TASK DESCRIPTION:
Of the lines below, report only those that contain "icon".

SOURCE DATA:
▬▬▬

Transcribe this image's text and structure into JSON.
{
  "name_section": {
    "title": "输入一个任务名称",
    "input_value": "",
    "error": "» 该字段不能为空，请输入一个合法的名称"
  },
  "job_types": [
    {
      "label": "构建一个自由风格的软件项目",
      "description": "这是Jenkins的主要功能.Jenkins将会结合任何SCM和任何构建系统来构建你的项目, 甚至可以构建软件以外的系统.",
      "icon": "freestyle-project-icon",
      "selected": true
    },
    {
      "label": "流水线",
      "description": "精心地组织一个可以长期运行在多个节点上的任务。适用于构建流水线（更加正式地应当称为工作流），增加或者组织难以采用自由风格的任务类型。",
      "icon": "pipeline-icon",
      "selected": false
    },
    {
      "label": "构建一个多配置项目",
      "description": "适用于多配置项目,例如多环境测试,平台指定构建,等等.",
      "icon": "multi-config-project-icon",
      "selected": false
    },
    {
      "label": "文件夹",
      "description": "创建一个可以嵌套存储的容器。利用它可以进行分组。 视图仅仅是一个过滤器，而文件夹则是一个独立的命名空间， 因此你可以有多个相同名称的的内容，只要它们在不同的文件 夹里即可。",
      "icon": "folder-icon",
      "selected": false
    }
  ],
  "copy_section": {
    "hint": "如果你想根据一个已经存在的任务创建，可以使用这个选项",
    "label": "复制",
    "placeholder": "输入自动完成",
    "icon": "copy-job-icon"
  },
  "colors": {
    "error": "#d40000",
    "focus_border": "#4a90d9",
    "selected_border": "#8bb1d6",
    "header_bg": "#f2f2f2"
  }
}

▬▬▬

ANSWER BOX:
      "icon": "freestyle-project-icon",
      "icon": "pipeline-icon",
      "icon": "multi-config-project-icon",
      "icon": "folder-icon",
    "icon": "copy-job-icon"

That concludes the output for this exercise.